My three-year-old grandson, Kru, loves his purple “lankey” (that's blanket in Kru’s language). Like the Peanuts character, Linus Van Pelt, Kru’s lankey gives him a feeling of security. Security gives us a sense of hope and it's hope that many people desire.
According to Elyssa Carr of the publication Elite Daily, "feeling secure isn't an avoidance of fear but knowing you will get through the moments of difficulty. It’s that one thing that soothes your shaking hand and helps you to feel strong in moments of struggle."
What does a purple “lankey” have to do with generosity?
When people age they tend to hold back on their charitable giving for fear of not maintaining their standard of living and having enough to see them through life so as not to be a financial burden on children and family.

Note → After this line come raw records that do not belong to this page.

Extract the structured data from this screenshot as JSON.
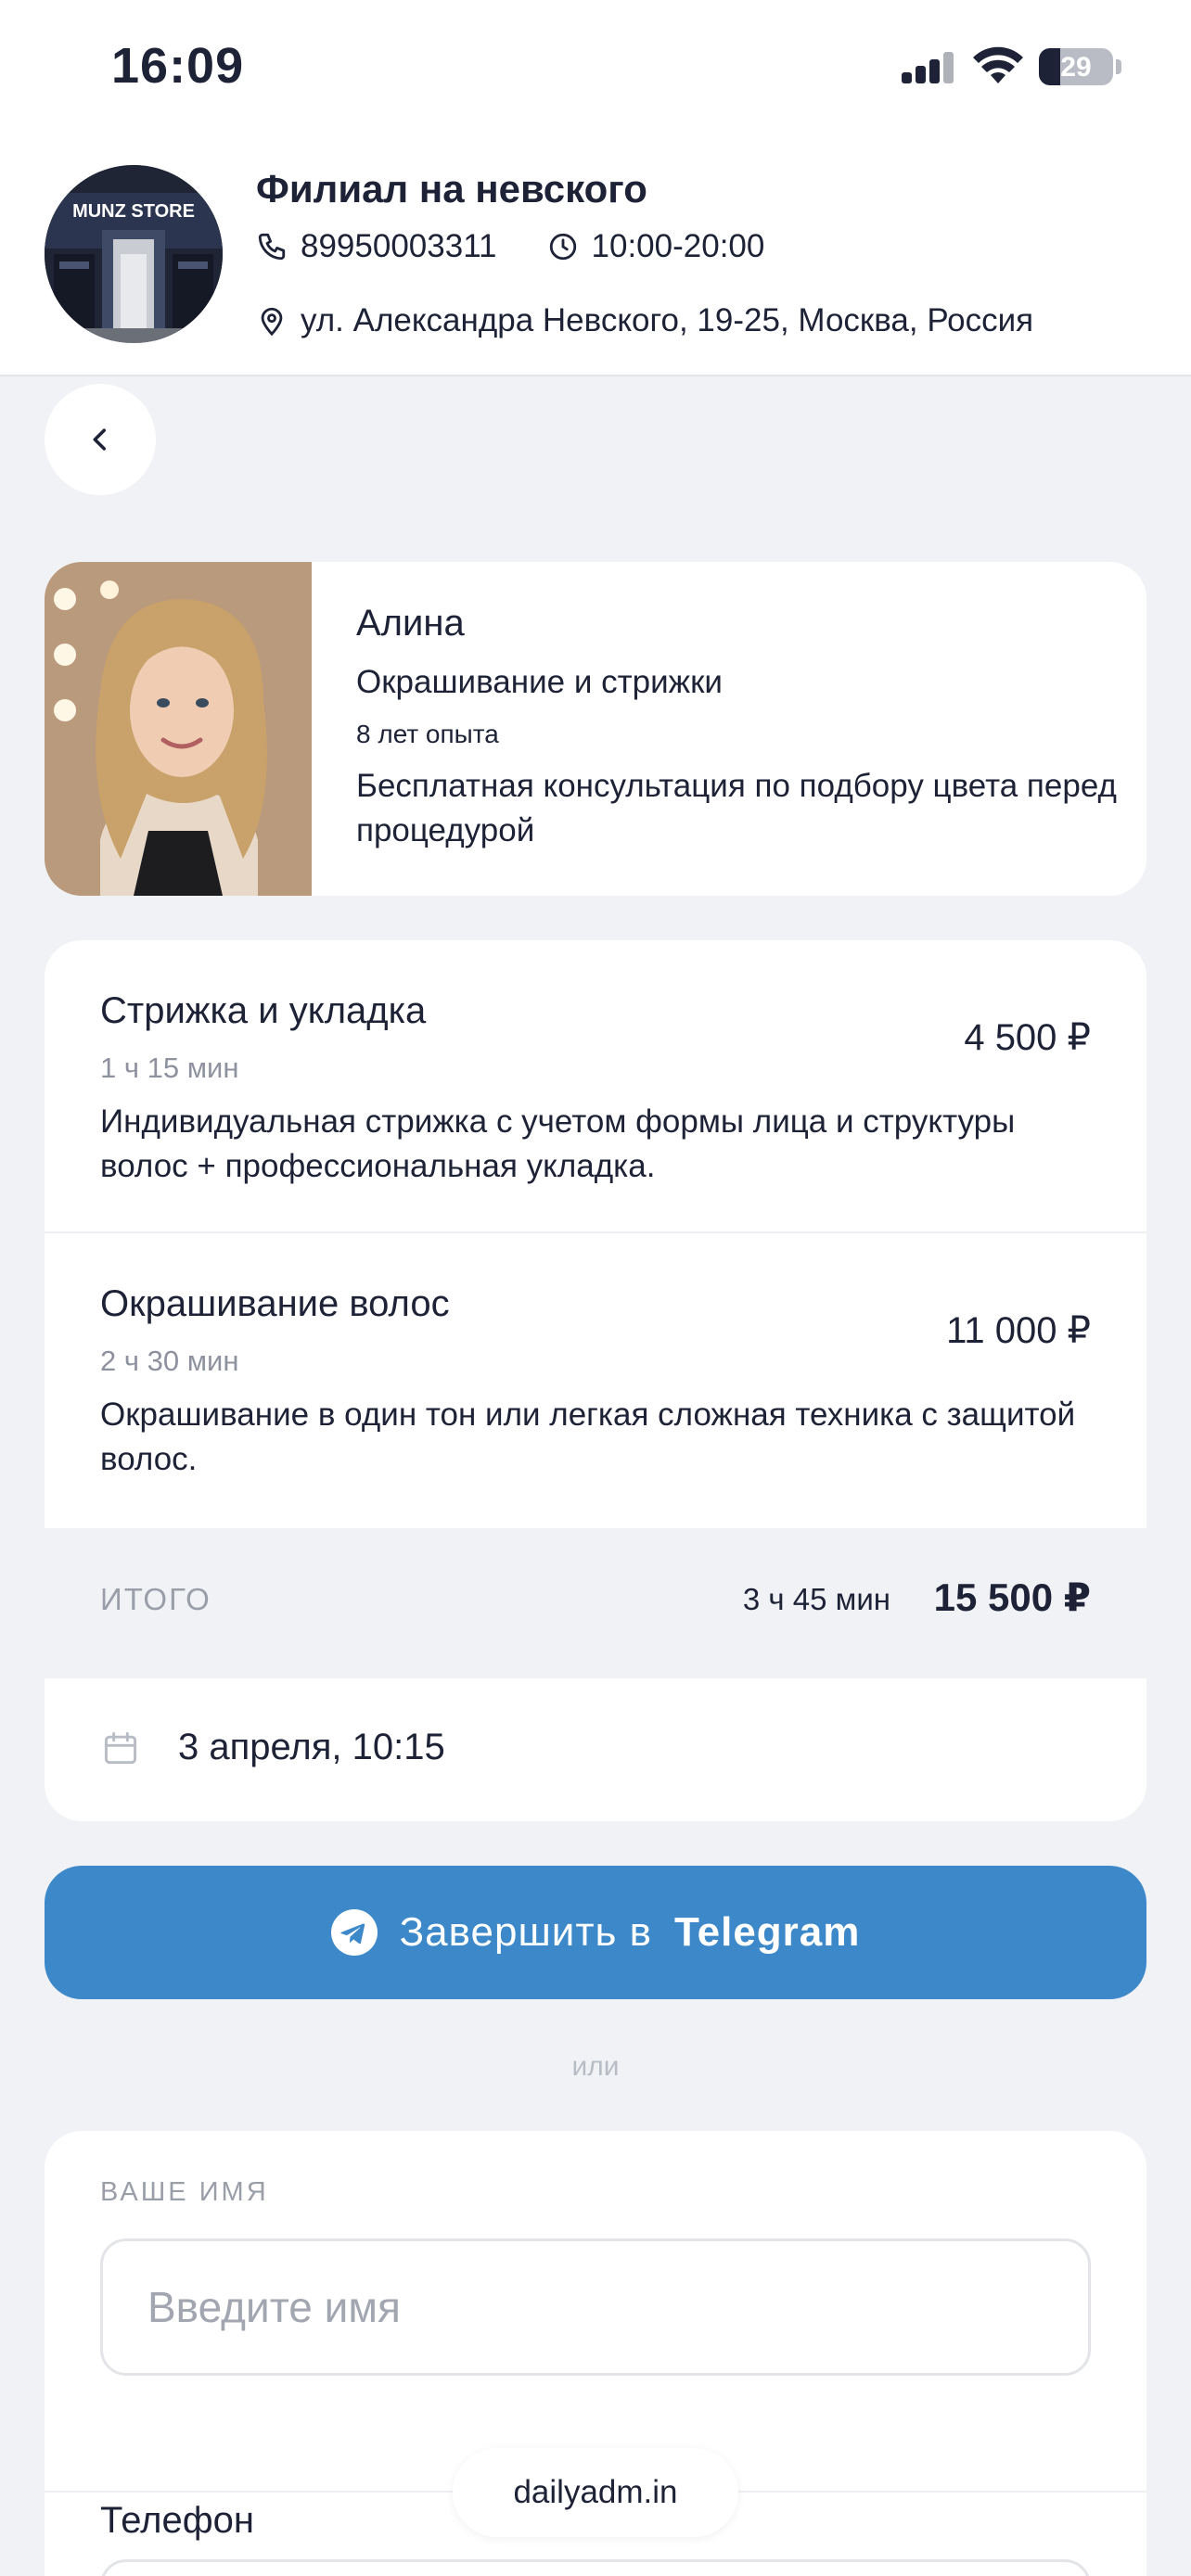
{
  "status_bar": {
    "time": "16:09",
    "battery_level": "29",
    "battery_fraction": 0.29
  },
  "branch": {
    "name": "Филиал на невского",
    "phone": "89950003311",
    "hours": "10:00-20:00",
    "address": "ул. Александра Невского, 19-25, Москва, Россия",
    "logo_text": "MUNZ STORE"
  },
  "master": {
    "name": "Алина",
    "specialty": "Окрашивание и стрижки",
    "experience": "8 лет опыта",
    "note": "Бесплатная консультация по подбору цвета перед процедурой"
  },
  "services": [
    {
      "title": "Стрижка и укладка",
      "duration": "1 ч 15 мин",
      "price": "4 500 ₽",
      "description": "Индивидуальная стрижка с учетом формы лица и структуры волос + профессиональная укладка."
    },
    {
      "title": "Окрашивание волос",
      "duration": "2 ч 30 мин",
      "price": "11 000 ₽",
      "description": "Окрашивание в один тон или легкая сложная техника с защитой волос."
    }
  ],
  "total": {
    "label": "ИТОГО",
    "duration": "3 ч 45 мин",
    "price": "15 500 ₽"
  },
  "appointment": {
    "datetime": "3 апреля, 10:15"
  },
  "telegram_button": {
    "prefix": "Завершить в",
    "brand": "Telegram"
  },
  "separator_text": "или",
  "form": {
    "name_label": "ВАШЕ ИМЯ",
    "name_placeholder": "Введите имя",
    "phone_label": "Телефон"
  },
  "watermark": "dailyadm.in",
  "colors": {
    "accent": "#3d88c8",
    "text": "#1e2236",
    "muted": "#8e929e",
    "background": "#f1f2f5"
  }
}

There is a tension today among baby boomers as to how much to save for retirement versus giving to charity. Many of my friends struggle with this issue. They want to be generous but are concerned that they are not saving enough for later years.
As the number of retired baby boomers grows this could adversely affect the resources available for charities. For example, if the 75 million baby boomers reduced their charitable giving by 20% charities would receive $26.8 billion less representing a loss of 7% of total giving in the U.S.
Does money become our purple “lankey” in our elderly years? It appears that we may not have as much of a need for that “lankey” as we may think.
Bloomberg news recently reported that baby boomers, who are already part of the wealthiest generation in US history, have experienced S & P 500 investment returns of 269% since it's March 2009 low. Bloomberg reports that researchers from Texas Tech University found that 60% of retirees ages 65 to 70 (years 2000 to 2008) had surplus income above expenses ranging between 8% and 53%. And the top 20% spent nowhere near the amount that would place them in danger of running out of money. In fact, the average financial assets of wealthy retirees increased during this period.
We all desire a hopeful future. Money often gives us that sense of hope and security. We hold onto it like a purple “lankey.”
Generosity is what allows us to give others that same sense of hope and security. How do we maintain our future security and at the same time give generously to others?
Have you calculated and identified an accurate assessment of what your needs may be for retirement so that you can continue giving generously? If we take the time to do our research and seriously consider our retirement needs and goals, we may feel more comfortable in continuing to serve and give to others.
Caring for ourselves and our families while at the same time offering hope and security to others allows us to experience the joy of generosity throughout our lifetimes.
For more thoughts on generosity pick up a copy of the enjoyable book, “An Unexpected Legacy: Strategies of Generosity.” Click here to place your order.